▶ [Work instruction]: All of the records should be restated word for word.

*** Available data Section Begins ***

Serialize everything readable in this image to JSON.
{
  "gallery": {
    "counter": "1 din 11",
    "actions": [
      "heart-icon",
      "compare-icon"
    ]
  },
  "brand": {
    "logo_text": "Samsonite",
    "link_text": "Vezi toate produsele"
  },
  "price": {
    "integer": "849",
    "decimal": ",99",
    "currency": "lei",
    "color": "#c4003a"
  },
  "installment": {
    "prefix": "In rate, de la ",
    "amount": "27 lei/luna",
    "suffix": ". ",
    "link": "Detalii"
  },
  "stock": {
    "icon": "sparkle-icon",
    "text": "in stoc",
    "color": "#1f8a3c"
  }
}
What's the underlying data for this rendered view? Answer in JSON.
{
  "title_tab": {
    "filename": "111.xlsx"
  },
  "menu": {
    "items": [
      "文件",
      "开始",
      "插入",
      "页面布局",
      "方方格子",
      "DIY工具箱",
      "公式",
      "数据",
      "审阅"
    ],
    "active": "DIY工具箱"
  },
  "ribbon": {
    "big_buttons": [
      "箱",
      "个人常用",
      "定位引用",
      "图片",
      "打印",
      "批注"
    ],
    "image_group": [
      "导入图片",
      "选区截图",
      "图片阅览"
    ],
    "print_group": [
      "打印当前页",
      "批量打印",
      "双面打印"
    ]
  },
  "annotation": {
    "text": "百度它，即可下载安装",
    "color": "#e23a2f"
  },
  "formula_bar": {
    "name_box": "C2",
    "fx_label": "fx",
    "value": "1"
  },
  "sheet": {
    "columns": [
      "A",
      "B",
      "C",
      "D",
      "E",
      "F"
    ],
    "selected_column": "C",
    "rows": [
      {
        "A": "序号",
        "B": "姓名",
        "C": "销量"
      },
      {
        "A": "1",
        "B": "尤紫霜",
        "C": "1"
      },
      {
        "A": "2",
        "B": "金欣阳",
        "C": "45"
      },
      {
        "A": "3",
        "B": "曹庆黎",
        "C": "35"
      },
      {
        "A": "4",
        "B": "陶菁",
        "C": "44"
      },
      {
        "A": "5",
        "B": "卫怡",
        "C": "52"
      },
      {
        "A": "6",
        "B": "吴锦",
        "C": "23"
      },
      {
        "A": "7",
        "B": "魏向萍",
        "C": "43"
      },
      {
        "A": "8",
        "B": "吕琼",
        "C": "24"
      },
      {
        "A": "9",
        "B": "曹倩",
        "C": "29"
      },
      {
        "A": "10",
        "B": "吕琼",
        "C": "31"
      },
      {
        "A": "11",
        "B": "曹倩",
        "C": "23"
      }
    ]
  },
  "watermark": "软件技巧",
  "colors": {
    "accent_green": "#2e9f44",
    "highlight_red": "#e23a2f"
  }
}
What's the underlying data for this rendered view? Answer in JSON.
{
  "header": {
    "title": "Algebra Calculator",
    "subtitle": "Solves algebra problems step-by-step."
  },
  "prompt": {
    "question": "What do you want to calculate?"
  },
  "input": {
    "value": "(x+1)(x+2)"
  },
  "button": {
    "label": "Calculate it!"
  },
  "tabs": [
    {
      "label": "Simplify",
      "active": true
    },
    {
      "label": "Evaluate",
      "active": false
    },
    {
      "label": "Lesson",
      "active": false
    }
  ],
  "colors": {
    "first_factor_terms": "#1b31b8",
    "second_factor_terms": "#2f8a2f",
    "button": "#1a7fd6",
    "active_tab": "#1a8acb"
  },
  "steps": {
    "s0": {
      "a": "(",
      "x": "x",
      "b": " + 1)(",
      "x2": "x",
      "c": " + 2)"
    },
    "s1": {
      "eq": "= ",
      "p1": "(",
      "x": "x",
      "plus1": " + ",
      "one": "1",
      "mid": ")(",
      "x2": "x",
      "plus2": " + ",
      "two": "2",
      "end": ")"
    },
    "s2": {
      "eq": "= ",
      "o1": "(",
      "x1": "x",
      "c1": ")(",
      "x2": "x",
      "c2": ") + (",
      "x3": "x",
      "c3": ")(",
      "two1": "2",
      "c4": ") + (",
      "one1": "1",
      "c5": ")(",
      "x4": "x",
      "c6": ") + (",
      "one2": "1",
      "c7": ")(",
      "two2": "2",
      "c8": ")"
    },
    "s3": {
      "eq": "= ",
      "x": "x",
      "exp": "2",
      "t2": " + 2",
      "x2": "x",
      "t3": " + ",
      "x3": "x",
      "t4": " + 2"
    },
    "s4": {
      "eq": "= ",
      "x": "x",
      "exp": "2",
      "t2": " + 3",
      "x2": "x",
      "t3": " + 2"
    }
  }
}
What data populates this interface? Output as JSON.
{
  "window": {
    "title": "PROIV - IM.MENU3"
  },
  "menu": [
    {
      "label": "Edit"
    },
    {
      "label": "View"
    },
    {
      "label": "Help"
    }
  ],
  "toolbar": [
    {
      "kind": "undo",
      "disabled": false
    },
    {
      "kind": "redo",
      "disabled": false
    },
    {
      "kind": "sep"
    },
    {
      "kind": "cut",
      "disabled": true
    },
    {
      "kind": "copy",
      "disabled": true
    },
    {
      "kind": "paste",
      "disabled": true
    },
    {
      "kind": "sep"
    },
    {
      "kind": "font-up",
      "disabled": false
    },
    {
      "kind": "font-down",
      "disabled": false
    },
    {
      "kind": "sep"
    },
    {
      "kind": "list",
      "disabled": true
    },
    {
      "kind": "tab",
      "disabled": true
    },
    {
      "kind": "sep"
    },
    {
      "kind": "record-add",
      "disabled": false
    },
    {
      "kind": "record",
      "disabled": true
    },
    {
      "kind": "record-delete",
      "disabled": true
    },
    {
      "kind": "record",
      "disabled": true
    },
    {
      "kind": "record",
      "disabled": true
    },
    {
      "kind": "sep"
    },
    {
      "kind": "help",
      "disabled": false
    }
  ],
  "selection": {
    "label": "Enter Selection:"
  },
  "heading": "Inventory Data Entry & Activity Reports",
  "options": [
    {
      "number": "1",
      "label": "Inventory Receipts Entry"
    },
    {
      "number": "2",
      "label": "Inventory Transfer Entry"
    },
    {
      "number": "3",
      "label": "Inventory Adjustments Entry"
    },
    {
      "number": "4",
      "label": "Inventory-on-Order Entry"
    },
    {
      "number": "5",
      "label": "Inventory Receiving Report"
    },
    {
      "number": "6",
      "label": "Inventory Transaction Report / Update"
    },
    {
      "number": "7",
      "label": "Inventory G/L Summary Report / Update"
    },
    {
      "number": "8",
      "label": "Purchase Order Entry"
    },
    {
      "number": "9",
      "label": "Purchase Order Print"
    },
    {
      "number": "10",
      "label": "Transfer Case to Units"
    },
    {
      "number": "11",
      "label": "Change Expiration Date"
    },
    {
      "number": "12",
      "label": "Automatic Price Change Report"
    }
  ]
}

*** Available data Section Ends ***

▶ [Solution to this problem]:
Serialize everything readable in this image to JSON.
{
  "gallery": {
    "counter": "1 din 11",
    "actions": [
      "heart-icon",
      "compare-icon"
    ]
  },
  "brand": {
    "logo_text": "Samsonite",
    "link_text": "Vezi toate produsele"
  },
  "price": {
    "integer": "849",
    "decimal": ",99",
    "currency": "lei",
    "color": "#c4003a"
  },
  "installment": {
    "prefix": "In rate, de la ",
    "amount": "27 lei/luna",
    "suffix": ". ",
    "link": "Detalii"
  },
  "stock": {
    "icon": "sparkle-icon",
    "text": "in stoc",
    "color": "#1f8a3c"
  }
}
What's the underlying data for this rendered view? Answer in JSON.
{
  "title_tab": {
    "filename": "111.xlsx"
  },
  "menu": {
    "items": [
      "文件",
      "开始",
      "插入",
      "页面布局",
      "方方格子",
      "DIY工具箱",
      "公式",
      "数据",
      "审阅"
    ],
    "active": "DIY工具箱"
  },
  "ribbon": {
    "big_buttons": [
      "箱",
      "个人常用",
      "定位引用",
      "图片",
      "打印",
      "批注"
    ],
    "image_group": [
      "导入图片",
      "选区截图",
      "图片阅览"
    ],
    "print_group": [
      "打印当前页",
      "批量打印",
      "双面打印"
    ]
  },
  "annotation": {
    "text": "百度它，即可下载安装",
    "color": "#e23a2f"
  },
  "formula_bar": {
    "name_box": "C2",
    "fx_label": "fx",
    "value": "1"
  },
  "sheet": {
    "columns": [
      "A",
      "B",
      "C",
      "D",
      "E",
      "F"
    ],
    "selected_column": "C",
    "rows": [
      {
        "A": "序号",
        "B": "姓名",
        "C": "销量"
      },
      {
        "A": "1",
        "B": "尤紫霜",
        "C": "1"
      },
      {
        "A": "2",
        "B": "金欣阳",
        "C": "45"
      },
      {
        "A": "3",
        "B": "曹庆黎",
        "C": "35"
      },
      {
        "A": "4",
        "B": "陶菁",
        "C": "44"
      },
      {
        "A": "5",
        "B": "卫怡",
        "C": "52"
      },
      {
        "A": "6",
        "B": "吴锦",
        "C": "23"
      },
      {
        "A": "7",
        "B": "魏向萍",
        "C": "43"
      },
      {
        "A": "8",
        "B": "吕琼",
        "C": "24"
      },
      {
        "A": "9",
        "B": "曹倩",
        "C": "29"
      },
      {
        "A": "10",
        "B": "吕琼",
        "C": "31"
      },
      {
        "A": "11",
        "B": "曹倩",
        "C": "23"
      }
    ]
  },
  "watermark": "软件技巧",
  "colors": {
    "accent_green": "#2e9f44",
    "highlight_red": "#e23a2f"
  }
}
What's the underlying data for this rendered view? Answer in JSON.
{
  "header": {
    "title": "Algebra Calculator",
    "subtitle": "Solves algebra problems step-by-step."
  },
  "prompt": {
    "question": "What do you want to calculate?"
  },
  "input": {
    "value": "(x+1)(x+2)"
  },
  "button": {
    "label": "Calculate it!"
  },
  "tabs": [
    {
      "label": "Simplify",
      "active": true
    },
    {
      "label": "Evaluate",
      "active": false
    },
    {
      "label": "Lesson",
      "active": false
    }
  ],
  "colors": {
    "first_factor_terms": "#1b31b8",
    "second_factor_terms": "#2f8a2f",
    "button": "#1a7fd6",
    "active_tab": "#1a8acb"
  },
  "steps": {
    "s0": {
      "a": "(",
      "x": "x",
      "b": " + 1)(",
      "x2": "x",
      "c": " + 2)"
    },
    "s1": {
      "eq": "= ",
      "p1": "(",
      "x": "x",
      "plus1": " + ",
      "one": "1",
      "mid": ")(",
      "x2": "x",
      "plus2": " + ",
      "two": "2",
      "end": ")"
    },
    "s2": {
      "eq": "= ",
      "o1": "(",
      "x1": "x",
      "c1": ")(",
      "x2": "x",
      "c2": ") + (",
      "x3": "x",
      "c3": ")(",
      "two1": "2",
      "c4": ") + (",
      "one1": "1",
      "c5": ")(",
      "x4": "x",
      "c6": ") + (",
      "one2": "1",
      "c7": ")(",
      "two2": "2",
      "c8": ")"
    },
    "s3": {
      "eq": "= ",
      "x": "x",
      "exp": "2",
      "t2": " + 2",
      "x2": "x",
      "t3": " + ",
      "x3": "x",
      "t4": " + 2"
    },
    "s4": {
      "eq": "= ",
      "x": "x",
      "exp": "2",
      "t2": " + 3",
      "x2": "x",
      "t3": " + 2"
    }
  }
}
What data populates this interface? Output as JSON.
{
  "window": {
    "title": "PROIV - IM.MENU3"
  },
  "menu": [
    {
      "label": "Edit"
    },
    {
      "label": "View"
    },
    {
      "label": "Help"
    }
  ],
  "toolbar": [
    {
      "kind": "undo",
      "disabled": false
    },
    {
      "kind": "redo",
      "disabled": false
    },
    {
      "kind": "sep"
    },
    {
      "kind": "cut",
      "disabled": true
    },
    {
      "kind": "copy",
      "disabled": true
    },
    {
      "kind": "paste",
      "disabled": true
    },
    {
      "kind": "sep"
    },
    {
      "kind": "font-up",
      "disabled": false
    },
    {
      "kind": "font-down",
      "disabled": false
    },
    {
      "kind": "sep"
    },
    {
      "kind": "list",
      "disabled": true
    },
    {
      "kind": "tab",
      "disabled": true
    },
    {
      "kind": "sep"
    },
    {
      "kind": "record-add",
      "disabled": false
    },
    {
      "kind": "record",
      "disabled": true
    },
    {
      "kind": "record-delete",
      "disabled": true
    },
    {
      "kind": "record",
      "disabled": true
    },
    {
      "kind": "record",
      "disabled": true
    },
    {
      "kind": "sep"
    },
    {
      "kind": "help",
      "disabled": false
    }
  ],
  "selection": {
    "label": "Enter Selection:"
  },
  "heading": "Inventory Data Entry & Activity Reports",
  "options": [
    {
      "number": "1",
      "label": "Inventory Receipts Entry"
    },
    {
      "number": "2",
      "label": "Inventory Transfer Entry"
    },
    {
      "number": "3",
      "label": "Inventory Adjustments Entry"
    },
    {
      "number": "4",
      "label": "Inventory-on-Order Entry"
    },
    {
      "number": "5",
      "label": "Inventory Receiving Report"
    },
    {
      "number": "6",
      "label": "Inventory Transaction Report / Update"
    },
    {
      "number": "7",
      "label": "Inventory G/L Summary Report / Update"
    },
    {
      "number": "8",
      "label": "Purchase Order Entry"
    },
    {
      "number": "9",
      "label": "Purchase Order Print"
    },
    {
      "number": "10",
      "label": "Transfer Case to Units"
    },
    {
      "number": "11",
      "label": "Change Expiration Date"
    },
    {
      "number": "12",
      "label": "Automatic Price Change Report"
    }
  ]
}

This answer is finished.